§ WHAT IS REQUIRED
Scan the data below for lines containing the string "JSON" and give only how many there are.

== DATASET EXTRACT ==

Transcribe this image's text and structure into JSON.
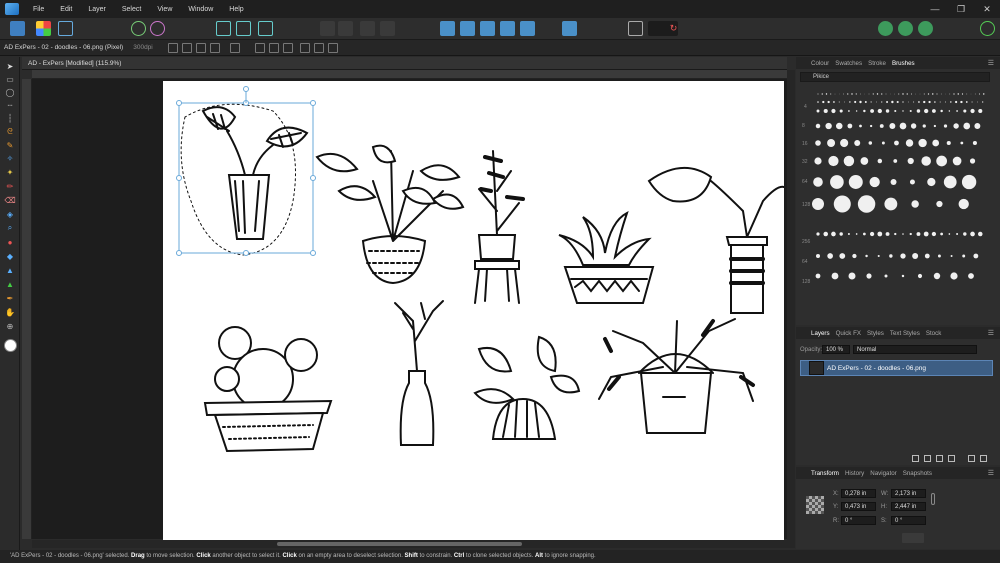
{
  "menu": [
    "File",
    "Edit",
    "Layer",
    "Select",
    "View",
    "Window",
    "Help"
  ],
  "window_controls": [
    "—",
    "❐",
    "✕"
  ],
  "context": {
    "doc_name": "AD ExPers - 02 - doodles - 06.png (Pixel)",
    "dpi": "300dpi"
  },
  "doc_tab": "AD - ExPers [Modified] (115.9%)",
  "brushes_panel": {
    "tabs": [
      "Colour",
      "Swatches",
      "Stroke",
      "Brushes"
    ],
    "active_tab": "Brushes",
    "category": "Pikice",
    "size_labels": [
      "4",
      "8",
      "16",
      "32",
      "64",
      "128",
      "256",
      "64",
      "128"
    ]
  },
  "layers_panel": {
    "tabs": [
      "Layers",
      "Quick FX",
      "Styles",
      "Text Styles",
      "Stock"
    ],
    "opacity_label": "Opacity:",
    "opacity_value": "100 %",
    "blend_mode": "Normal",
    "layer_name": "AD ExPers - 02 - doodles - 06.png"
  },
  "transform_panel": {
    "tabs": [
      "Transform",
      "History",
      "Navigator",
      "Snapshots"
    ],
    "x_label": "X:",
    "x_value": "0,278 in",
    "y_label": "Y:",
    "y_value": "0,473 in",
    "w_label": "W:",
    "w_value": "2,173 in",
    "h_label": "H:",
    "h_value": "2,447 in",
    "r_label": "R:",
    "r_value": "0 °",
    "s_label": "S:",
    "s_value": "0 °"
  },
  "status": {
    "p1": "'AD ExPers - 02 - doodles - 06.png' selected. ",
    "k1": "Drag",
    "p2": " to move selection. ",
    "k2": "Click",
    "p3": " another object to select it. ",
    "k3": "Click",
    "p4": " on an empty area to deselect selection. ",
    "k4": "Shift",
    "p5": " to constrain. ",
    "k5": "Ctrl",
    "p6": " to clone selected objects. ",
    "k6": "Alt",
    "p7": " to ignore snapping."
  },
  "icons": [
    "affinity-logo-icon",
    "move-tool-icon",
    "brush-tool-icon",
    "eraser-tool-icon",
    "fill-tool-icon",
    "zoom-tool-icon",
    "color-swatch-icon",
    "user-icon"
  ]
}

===
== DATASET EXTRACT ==

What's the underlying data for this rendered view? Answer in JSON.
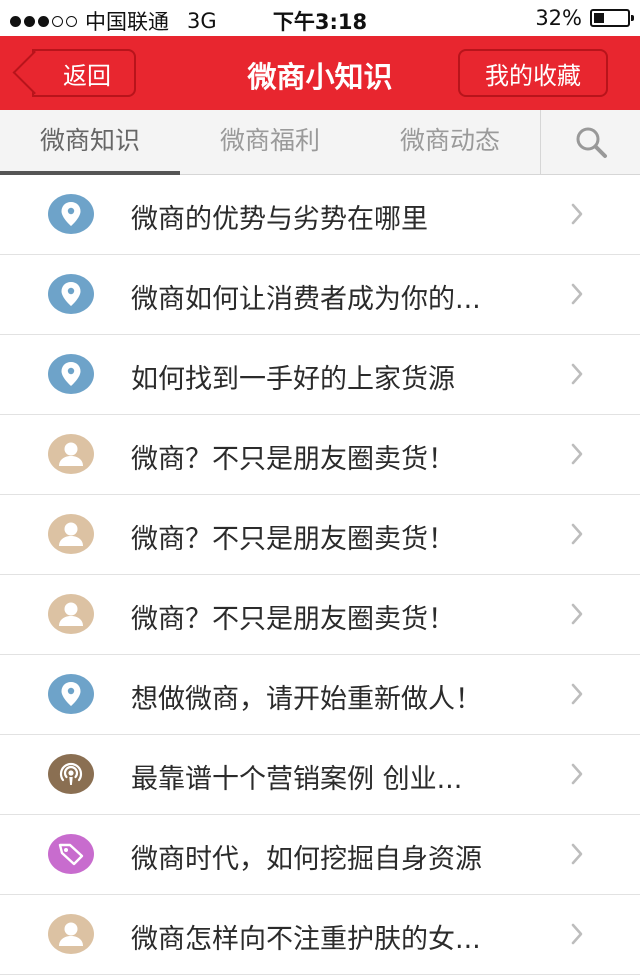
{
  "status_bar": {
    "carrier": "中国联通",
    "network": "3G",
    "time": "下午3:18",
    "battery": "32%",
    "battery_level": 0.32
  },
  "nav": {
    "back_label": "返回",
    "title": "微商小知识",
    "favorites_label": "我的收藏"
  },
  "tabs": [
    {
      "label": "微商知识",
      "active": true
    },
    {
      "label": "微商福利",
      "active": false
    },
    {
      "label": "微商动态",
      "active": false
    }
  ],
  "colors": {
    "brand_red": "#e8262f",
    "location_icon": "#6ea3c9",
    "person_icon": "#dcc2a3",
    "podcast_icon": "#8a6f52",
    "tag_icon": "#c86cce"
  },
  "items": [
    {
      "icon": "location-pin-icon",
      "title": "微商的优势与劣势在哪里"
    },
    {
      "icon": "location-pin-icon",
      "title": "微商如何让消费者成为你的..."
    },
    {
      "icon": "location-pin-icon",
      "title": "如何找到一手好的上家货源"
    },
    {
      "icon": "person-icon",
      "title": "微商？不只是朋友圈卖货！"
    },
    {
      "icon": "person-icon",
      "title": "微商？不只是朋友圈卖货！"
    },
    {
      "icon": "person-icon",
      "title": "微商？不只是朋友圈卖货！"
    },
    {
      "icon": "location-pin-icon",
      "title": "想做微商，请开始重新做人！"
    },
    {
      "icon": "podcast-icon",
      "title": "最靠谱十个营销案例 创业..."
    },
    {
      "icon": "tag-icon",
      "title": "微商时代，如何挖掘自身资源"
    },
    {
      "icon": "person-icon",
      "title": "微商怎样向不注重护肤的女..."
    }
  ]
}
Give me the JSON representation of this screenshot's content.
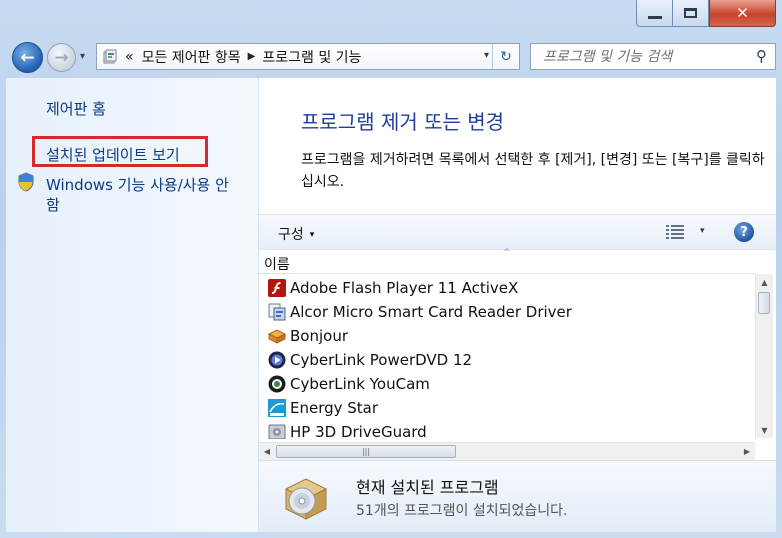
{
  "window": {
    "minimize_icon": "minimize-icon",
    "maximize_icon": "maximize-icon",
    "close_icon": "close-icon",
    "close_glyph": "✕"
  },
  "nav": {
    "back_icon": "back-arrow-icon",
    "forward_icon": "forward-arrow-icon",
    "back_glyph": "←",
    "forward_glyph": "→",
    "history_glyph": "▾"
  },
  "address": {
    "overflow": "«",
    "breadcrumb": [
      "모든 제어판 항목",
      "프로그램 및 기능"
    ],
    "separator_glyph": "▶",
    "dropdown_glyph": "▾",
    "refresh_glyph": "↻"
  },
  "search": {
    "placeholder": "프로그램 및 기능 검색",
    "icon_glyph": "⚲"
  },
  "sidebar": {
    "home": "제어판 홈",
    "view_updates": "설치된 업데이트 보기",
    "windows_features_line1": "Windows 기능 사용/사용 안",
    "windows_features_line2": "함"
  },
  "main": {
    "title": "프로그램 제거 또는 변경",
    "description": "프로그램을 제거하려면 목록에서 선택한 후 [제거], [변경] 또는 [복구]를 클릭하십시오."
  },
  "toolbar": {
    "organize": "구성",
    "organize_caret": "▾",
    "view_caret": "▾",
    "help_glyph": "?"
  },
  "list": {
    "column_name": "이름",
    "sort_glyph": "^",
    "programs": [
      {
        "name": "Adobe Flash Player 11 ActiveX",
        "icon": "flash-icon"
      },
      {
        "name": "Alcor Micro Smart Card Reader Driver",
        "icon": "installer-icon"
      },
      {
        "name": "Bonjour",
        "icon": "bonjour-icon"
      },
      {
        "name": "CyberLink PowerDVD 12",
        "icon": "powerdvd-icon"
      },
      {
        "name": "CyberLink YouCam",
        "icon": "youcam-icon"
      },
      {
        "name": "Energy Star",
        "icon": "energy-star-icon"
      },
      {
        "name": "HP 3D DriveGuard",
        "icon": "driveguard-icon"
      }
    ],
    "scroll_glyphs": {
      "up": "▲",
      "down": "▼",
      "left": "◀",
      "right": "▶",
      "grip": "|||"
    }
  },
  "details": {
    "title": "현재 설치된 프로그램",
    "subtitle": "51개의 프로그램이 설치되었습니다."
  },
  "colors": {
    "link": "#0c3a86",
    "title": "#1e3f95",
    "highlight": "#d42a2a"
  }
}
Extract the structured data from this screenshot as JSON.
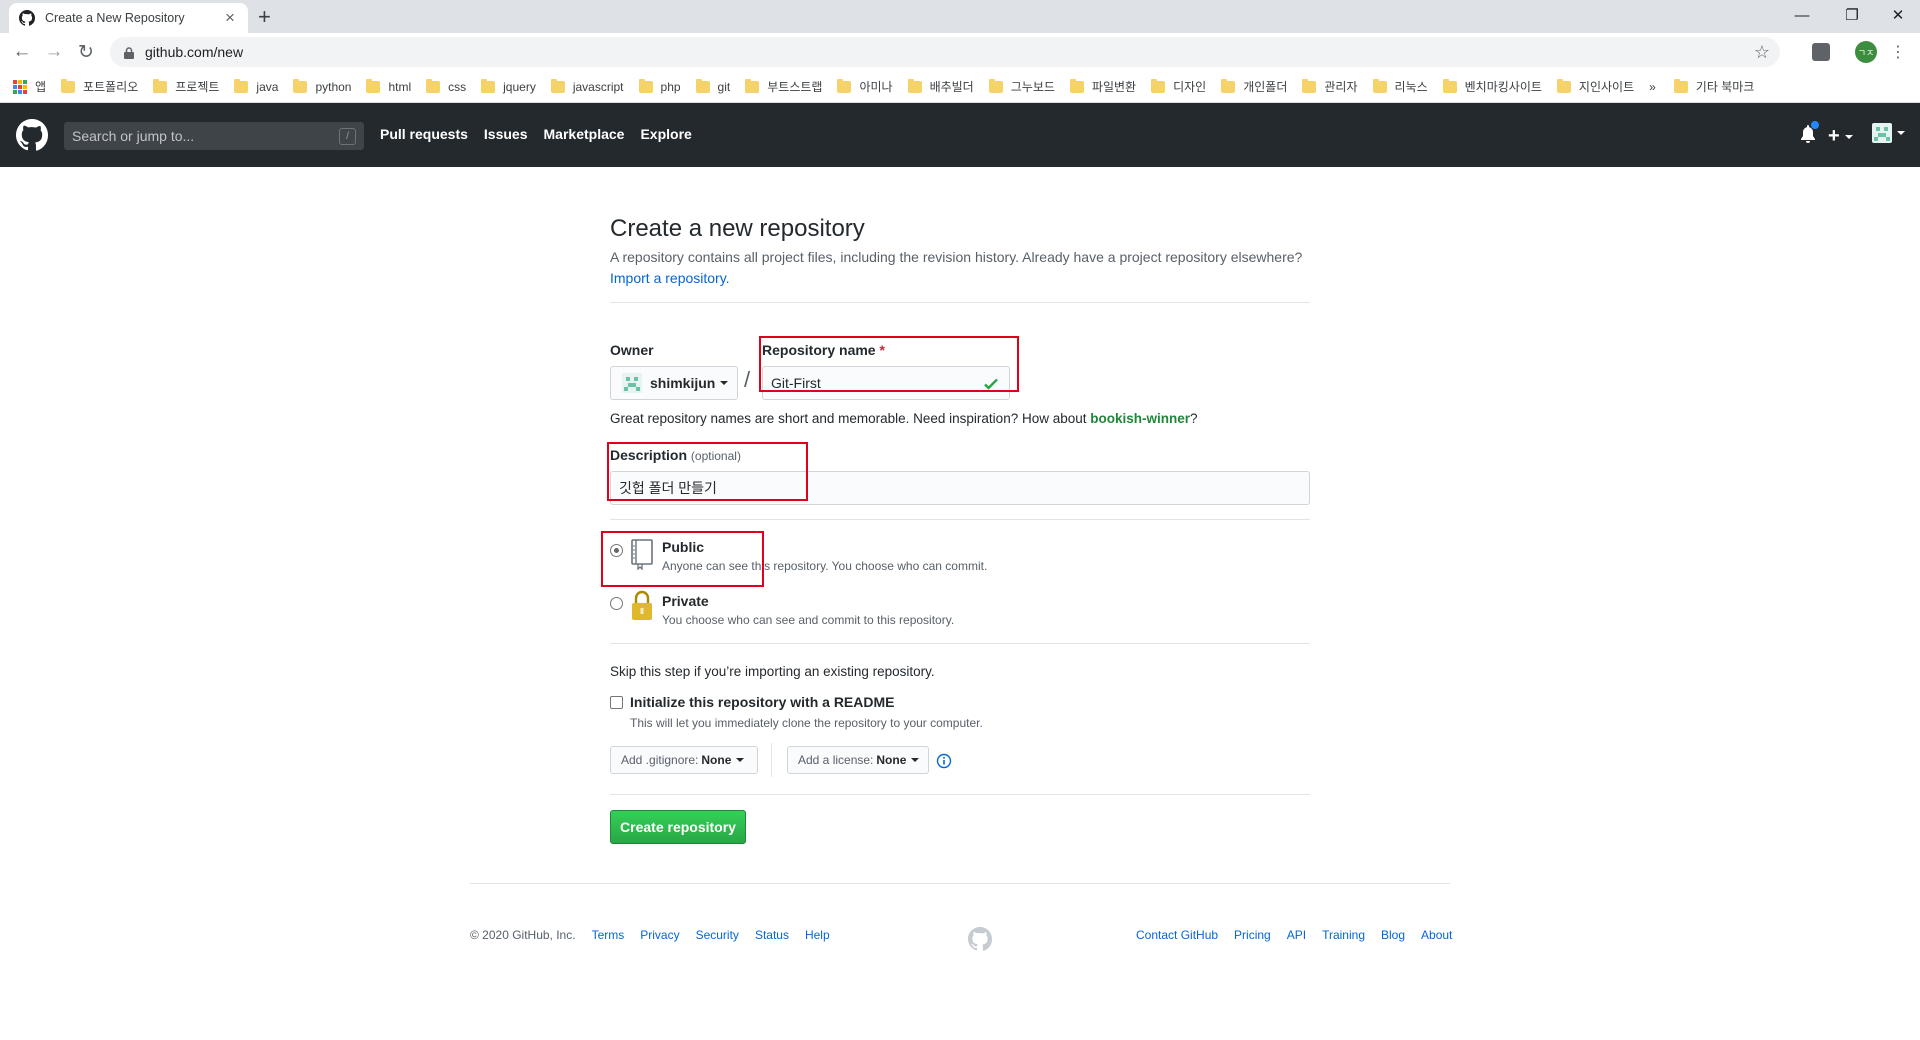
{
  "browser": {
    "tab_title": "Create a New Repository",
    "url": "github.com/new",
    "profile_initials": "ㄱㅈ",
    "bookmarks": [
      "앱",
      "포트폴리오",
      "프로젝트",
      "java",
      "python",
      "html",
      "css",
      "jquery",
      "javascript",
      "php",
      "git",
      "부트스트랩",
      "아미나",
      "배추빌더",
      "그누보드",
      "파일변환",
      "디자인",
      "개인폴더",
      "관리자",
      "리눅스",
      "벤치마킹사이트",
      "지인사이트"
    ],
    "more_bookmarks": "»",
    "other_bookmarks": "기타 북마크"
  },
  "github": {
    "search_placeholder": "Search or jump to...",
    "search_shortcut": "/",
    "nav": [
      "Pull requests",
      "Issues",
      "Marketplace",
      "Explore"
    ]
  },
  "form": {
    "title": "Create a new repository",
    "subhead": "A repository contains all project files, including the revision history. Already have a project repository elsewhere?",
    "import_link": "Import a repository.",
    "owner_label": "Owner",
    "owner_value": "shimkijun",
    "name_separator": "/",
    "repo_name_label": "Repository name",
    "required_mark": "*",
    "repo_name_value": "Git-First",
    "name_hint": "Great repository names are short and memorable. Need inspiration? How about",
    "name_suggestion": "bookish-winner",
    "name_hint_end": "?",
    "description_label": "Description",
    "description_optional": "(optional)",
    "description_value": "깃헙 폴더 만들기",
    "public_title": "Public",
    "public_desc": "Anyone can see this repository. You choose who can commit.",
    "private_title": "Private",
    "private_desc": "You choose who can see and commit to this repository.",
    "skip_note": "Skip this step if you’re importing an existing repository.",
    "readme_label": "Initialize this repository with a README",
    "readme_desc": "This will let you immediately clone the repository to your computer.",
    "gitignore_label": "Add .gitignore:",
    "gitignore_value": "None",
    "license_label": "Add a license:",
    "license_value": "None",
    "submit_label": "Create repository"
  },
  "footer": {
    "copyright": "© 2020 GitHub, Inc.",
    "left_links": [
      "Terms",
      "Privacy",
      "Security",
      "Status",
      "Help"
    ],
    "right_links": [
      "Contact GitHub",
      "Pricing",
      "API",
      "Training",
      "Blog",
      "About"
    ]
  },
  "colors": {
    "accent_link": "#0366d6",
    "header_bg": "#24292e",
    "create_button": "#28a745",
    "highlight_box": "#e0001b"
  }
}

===
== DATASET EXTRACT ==

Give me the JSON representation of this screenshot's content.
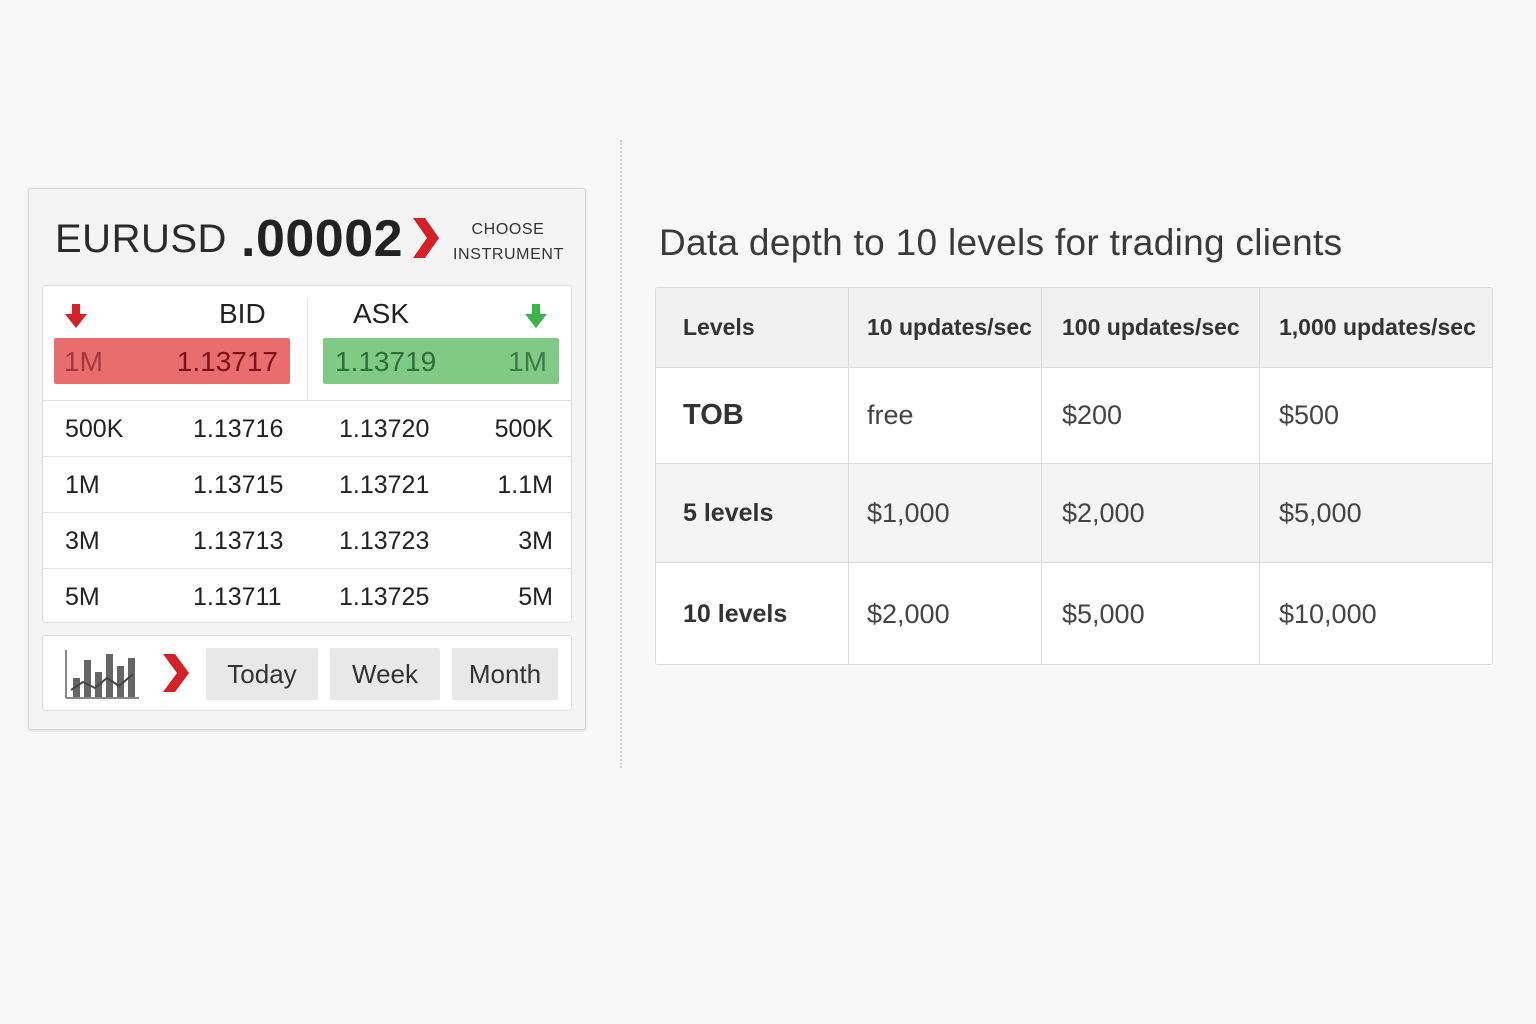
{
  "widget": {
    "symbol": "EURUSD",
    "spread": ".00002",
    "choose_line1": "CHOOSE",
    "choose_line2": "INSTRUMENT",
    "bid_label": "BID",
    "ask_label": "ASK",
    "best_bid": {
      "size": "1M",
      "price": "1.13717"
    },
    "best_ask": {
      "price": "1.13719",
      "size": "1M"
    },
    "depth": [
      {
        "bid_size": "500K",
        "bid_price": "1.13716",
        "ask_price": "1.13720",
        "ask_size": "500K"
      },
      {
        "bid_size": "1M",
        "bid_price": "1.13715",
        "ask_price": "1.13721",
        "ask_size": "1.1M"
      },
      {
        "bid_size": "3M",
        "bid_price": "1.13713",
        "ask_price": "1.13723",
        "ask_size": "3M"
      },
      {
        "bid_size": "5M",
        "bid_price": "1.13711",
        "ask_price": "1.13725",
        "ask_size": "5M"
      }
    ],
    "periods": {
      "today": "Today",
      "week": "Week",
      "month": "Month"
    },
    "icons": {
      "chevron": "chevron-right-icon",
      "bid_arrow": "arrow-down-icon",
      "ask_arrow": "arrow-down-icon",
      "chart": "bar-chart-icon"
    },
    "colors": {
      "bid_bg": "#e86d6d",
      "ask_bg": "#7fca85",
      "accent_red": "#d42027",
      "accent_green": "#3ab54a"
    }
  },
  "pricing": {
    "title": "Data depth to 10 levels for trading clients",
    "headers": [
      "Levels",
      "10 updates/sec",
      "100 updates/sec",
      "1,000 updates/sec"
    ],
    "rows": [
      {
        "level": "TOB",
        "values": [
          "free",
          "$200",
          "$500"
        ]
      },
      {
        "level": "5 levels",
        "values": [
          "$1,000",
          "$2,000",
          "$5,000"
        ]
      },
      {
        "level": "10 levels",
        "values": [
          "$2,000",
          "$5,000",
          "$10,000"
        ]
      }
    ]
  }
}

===

§ ANSWER BOX
5